- **Task**: Word for word, copy out the records given below.

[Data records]
★ ★ ★ ★

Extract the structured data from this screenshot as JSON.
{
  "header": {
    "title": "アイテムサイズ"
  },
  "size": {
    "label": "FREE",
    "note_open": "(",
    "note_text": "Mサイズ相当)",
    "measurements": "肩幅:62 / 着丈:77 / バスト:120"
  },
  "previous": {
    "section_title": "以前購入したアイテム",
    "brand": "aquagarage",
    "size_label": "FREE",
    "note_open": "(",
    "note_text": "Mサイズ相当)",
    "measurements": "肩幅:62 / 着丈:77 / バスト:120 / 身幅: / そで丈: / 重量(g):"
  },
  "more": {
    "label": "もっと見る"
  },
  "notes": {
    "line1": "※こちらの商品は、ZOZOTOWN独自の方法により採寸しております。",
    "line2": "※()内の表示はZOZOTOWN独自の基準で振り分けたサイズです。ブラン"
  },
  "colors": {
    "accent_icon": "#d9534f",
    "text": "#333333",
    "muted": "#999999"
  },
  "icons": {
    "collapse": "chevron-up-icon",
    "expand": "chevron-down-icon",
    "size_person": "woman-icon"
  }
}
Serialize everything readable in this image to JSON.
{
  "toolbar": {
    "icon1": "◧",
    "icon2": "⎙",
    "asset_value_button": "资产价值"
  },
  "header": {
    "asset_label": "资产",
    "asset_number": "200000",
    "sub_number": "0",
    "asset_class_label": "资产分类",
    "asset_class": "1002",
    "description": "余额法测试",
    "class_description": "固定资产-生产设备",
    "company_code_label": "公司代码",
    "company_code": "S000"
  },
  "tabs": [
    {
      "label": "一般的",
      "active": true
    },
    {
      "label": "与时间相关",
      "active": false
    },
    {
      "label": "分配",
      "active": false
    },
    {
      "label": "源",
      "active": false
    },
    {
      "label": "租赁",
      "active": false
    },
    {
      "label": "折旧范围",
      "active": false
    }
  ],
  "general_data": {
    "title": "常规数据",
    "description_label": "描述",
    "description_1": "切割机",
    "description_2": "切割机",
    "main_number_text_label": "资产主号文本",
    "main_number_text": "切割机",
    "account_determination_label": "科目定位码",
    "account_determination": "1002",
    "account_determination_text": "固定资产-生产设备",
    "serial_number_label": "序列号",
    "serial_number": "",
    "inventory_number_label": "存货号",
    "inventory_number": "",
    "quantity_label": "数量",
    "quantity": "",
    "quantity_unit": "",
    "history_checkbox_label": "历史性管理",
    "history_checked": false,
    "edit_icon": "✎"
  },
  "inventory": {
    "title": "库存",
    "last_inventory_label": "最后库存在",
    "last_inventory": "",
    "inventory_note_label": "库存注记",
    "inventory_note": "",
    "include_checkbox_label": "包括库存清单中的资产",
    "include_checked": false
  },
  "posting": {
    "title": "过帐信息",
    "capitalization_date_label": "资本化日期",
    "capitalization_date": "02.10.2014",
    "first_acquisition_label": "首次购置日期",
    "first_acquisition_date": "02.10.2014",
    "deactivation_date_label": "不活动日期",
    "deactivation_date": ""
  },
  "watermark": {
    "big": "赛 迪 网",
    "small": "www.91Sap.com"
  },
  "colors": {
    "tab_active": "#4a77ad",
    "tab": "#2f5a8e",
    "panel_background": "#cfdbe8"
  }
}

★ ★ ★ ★

- **Answer space**:
Extract the structured data from this screenshot as JSON.
{
  "header": {
    "title": "アイテムサイズ"
  },
  "size": {
    "label": "FREE",
    "note_open": "(",
    "note_text": "Mサイズ相当)",
    "measurements": "肩幅:62 / 着丈:77 / バスト:120"
  },
  "previous": {
    "section_title": "以前購入したアイテム",
    "brand": "aquagarage",
    "size_label": "FREE",
    "note_open": "(",
    "note_text": "Mサイズ相当)",
    "measurements": "肩幅:62 / 着丈:77 / バスト:120 / 身幅: / そで丈: / 重量(g):"
  },
  "more": {
    "label": "もっと見る"
  },
  "notes": {
    "line1": "※こちらの商品は、ZOZOTOWN独自の方法により採寸しております。",
    "line2": "※()内の表示はZOZOTOWN独自の基準で振り分けたサイズです。ブラン"
  },
  "colors": {
    "accent_icon": "#d9534f",
    "text": "#333333",
    "muted": "#999999"
  },
  "icons": {
    "collapse": "chevron-up-icon",
    "expand": "chevron-down-icon",
    "size_person": "woman-icon"
  }
}
Serialize everything readable in this image to JSON.
{
  "toolbar": {
    "icon1": "◧",
    "icon2": "⎙",
    "asset_value_button": "资产价值"
  },
  "header": {
    "asset_label": "资产",
    "asset_number": "200000",
    "sub_number": "0",
    "asset_class_label": "资产分类",
    "asset_class": "1002",
    "description": "余额法测试",
    "class_description": "固定资产-生产设备",
    "company_code_label": "公司代码",
    "company_code": "S000"
  },
  "tabs": [
    {
      "label": "一般的",
      "active": true
    },
    {
      "label": "与时间相关",
      "active": false
    },
    {
      "label": "分配",
      "active": false
    },
    {
      "label": "源",
      "active": false
    },
    {
      "label": "租赁",
      "active": false
    },
    {
      "label": "折旧范围",
      "active": false
    }
  ],
  "general_data": {
    "title": "常规数据",
    "description_label": "描述",
    "description_1": "切割机",
    "description_2": "切割机",
    "main_number_text_label": "资产主号文本",
    "main_number_text": "切割机",
    "account_determination_label": "科目定位码",
    "account_determination": "1002",
    "account_determination_text": "固定资产-生产设备",
    "serial_number_label": "序列号",
    "serial_number": "",
    "inventory_number_label": "存货号",
    "inventory_number": "",
    "quantity_label": "数量",
    "quantity": "",
    "quantity_unit": "",
    "history_checkbox_label": "历史性管理",
    "history_checked": false,
    "edit_icon": "✎"
  },
  "inventory": {
    "title": "库存",
    "last_inventory_label": "最后库存在",
    "last_inventory": "",
    "inventory_note_label": "库存注记",
    "inventory_note": "",
    "include_checkbox_label": "包括库存清单中的资产",
    "include_checked": false
  },
  "posting": {
    "title": "过帐信息",
    "capitalization_date_label": "资本化日期",
    "capitalization_date": "02.10.2014",
    "first_acquisition_label": "首次购置日期",
    "first_acquisition_date": "02.10.2014",
    "deactivation_date_label": "不活动日期",
    "deactivation_date": ""
  },
  "watermark": {
    "big": "赛 迪 网",
    "small": "www.91Sap.com"
  },
  "colors": {
    "tab_active": "#4a77ad",
    "tab": "#2f5a8e",
    "panel_background": "#cfdbe8"
  }
}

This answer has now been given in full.